Where the string "change" occurs in the material below, report the whole line.

BEGIN Source records

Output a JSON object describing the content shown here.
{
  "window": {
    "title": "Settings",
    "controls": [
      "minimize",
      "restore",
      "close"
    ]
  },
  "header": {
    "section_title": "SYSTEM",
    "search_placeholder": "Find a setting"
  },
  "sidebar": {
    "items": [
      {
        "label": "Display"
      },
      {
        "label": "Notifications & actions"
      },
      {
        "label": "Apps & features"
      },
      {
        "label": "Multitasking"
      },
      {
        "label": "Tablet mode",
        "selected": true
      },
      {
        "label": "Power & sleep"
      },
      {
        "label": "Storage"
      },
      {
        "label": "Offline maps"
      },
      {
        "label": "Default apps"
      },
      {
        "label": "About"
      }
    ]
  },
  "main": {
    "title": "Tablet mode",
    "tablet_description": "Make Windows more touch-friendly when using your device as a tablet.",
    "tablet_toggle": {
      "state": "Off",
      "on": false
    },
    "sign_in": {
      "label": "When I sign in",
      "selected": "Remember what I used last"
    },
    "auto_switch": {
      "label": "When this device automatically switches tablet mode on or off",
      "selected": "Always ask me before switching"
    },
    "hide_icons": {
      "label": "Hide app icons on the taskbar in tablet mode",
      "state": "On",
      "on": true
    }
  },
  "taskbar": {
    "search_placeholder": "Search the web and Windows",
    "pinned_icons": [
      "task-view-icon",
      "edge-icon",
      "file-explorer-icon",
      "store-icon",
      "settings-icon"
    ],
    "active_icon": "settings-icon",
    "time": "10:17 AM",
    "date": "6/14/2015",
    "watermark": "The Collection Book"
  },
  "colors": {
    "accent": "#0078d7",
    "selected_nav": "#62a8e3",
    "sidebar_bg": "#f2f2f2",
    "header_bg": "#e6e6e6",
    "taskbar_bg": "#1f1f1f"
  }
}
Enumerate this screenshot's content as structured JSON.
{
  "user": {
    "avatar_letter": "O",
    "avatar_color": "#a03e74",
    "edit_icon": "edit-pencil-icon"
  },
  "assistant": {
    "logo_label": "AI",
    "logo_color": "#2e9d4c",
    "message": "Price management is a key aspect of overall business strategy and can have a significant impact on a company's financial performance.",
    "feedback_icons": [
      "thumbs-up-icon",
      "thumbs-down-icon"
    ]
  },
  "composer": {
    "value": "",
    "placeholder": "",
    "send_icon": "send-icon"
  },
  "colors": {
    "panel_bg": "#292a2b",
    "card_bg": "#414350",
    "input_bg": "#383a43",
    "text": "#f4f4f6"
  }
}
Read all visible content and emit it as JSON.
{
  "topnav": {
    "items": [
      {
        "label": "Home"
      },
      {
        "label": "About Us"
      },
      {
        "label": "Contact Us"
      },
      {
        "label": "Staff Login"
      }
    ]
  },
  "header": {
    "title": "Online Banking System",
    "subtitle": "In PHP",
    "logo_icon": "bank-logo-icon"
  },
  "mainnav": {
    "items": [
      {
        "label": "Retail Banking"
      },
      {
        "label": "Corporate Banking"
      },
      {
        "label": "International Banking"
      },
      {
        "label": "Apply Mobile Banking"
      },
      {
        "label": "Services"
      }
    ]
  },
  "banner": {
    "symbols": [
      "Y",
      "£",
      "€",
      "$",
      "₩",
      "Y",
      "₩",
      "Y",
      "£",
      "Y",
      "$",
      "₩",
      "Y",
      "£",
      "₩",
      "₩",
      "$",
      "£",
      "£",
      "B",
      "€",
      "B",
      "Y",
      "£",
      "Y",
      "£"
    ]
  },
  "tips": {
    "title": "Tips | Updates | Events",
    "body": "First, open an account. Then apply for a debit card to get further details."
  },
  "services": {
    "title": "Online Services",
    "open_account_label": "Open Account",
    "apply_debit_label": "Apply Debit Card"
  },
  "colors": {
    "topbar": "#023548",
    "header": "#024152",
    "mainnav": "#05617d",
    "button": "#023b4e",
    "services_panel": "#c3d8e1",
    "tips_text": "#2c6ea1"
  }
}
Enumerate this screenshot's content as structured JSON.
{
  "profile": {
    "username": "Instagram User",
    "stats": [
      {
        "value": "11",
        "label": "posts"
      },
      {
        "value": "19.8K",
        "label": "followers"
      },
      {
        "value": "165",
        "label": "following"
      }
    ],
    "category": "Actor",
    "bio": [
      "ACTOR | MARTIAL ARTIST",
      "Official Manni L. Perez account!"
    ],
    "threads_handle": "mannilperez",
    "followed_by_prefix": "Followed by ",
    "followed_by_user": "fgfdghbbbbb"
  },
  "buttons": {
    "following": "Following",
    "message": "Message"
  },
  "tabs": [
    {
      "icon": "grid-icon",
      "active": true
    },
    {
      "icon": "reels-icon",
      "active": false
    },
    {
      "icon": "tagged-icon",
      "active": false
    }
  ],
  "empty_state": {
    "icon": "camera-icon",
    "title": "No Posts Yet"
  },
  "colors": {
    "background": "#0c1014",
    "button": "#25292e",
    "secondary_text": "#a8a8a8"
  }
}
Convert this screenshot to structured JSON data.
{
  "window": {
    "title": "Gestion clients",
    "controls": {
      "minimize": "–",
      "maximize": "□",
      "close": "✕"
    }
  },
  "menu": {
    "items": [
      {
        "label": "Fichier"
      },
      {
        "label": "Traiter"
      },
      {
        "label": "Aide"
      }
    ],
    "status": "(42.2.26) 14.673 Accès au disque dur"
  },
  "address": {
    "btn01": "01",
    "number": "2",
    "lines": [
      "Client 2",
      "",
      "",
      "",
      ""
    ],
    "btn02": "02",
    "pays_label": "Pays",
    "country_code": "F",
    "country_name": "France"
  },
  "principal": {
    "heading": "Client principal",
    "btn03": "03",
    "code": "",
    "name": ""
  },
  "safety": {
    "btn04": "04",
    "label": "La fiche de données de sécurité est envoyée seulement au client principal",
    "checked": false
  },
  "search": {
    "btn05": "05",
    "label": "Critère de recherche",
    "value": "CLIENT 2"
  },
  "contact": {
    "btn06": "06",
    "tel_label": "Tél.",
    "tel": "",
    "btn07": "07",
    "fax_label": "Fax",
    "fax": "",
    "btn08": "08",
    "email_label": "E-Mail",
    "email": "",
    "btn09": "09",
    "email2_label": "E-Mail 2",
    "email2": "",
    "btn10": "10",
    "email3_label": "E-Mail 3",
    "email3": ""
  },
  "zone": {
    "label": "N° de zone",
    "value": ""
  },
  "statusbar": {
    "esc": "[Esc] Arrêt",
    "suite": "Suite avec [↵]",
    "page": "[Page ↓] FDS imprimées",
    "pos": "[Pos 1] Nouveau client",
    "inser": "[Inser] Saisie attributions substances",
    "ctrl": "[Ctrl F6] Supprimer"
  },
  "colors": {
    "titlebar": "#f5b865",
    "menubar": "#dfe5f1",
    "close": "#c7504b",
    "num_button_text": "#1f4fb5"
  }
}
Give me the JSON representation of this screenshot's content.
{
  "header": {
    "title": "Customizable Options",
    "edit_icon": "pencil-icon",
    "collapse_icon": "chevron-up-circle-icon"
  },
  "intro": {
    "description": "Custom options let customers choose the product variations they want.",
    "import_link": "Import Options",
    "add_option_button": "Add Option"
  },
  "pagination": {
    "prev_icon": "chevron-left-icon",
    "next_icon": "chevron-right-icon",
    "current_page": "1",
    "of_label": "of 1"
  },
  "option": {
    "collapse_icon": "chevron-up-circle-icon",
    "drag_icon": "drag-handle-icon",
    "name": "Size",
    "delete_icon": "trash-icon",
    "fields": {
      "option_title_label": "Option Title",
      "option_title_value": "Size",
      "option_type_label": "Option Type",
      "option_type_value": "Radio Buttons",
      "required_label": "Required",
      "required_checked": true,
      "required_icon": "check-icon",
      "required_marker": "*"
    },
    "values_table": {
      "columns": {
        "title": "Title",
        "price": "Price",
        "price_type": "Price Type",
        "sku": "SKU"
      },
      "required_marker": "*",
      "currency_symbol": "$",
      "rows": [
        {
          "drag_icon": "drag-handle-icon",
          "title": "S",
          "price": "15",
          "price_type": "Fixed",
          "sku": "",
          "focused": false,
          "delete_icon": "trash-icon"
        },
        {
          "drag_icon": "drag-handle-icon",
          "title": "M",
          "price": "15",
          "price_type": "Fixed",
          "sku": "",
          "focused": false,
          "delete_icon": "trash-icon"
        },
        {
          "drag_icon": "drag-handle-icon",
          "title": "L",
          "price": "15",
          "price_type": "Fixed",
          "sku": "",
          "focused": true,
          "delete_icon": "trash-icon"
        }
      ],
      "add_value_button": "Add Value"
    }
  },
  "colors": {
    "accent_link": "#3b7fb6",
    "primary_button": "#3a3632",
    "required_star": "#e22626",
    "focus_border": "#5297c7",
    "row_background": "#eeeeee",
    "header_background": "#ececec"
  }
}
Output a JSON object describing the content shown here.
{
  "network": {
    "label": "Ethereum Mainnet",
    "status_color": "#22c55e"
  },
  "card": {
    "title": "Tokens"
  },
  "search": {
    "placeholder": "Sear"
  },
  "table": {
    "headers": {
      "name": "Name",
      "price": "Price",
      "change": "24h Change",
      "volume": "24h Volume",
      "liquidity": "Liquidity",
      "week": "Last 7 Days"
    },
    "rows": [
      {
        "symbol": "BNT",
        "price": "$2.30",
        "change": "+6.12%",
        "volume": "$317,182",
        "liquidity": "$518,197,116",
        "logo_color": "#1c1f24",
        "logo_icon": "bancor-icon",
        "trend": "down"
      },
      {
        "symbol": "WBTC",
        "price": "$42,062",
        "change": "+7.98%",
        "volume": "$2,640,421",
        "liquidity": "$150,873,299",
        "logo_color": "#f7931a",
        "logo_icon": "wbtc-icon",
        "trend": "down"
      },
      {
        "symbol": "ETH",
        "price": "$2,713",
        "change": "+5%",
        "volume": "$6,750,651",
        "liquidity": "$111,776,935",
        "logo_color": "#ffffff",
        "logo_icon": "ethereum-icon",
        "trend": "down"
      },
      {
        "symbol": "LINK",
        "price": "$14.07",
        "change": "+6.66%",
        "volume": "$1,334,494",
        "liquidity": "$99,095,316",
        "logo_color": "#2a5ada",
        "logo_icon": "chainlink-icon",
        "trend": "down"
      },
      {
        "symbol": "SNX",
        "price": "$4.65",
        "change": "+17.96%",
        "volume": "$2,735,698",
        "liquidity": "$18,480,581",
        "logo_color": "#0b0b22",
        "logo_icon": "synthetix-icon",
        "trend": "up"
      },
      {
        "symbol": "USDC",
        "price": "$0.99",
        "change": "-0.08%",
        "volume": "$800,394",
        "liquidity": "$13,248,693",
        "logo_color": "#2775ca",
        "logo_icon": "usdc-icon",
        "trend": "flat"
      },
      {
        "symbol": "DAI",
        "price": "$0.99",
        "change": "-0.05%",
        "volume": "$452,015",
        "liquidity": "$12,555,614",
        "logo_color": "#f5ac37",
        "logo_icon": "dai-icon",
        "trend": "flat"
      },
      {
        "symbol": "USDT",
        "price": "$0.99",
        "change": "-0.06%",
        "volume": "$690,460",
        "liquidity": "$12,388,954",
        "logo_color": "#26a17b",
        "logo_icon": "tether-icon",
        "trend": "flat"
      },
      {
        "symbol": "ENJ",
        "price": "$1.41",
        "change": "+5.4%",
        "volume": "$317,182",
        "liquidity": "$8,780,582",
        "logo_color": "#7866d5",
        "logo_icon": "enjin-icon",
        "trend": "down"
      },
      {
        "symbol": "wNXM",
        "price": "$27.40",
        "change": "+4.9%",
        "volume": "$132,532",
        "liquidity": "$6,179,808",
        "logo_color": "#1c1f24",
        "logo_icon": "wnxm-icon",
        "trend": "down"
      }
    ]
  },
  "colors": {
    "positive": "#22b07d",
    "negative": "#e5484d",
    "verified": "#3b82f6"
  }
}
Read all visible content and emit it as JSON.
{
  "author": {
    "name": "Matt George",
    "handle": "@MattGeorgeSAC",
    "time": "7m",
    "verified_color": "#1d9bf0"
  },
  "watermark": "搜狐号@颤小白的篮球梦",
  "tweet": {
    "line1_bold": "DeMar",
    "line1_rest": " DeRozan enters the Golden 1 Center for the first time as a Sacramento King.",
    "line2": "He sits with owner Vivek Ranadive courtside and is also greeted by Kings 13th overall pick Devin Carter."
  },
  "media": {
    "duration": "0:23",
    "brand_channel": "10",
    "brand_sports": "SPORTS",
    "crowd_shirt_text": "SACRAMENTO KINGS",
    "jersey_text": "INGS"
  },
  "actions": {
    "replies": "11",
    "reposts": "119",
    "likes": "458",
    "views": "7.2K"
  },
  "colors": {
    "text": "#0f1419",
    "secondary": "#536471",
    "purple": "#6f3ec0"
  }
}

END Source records

■ Solution:
      "change": "24h Change",
        "change": "+6.12%",
        "change": "+7.98%",
        "change": "+5%",
        "change": "+6.66%",
        "change": "+17.96%",
        "change": "-0.08%",
        "change": "-0.05%",
        "change": "-0.06%",
        "change": "+5.4%",
        "change": "+4.9%",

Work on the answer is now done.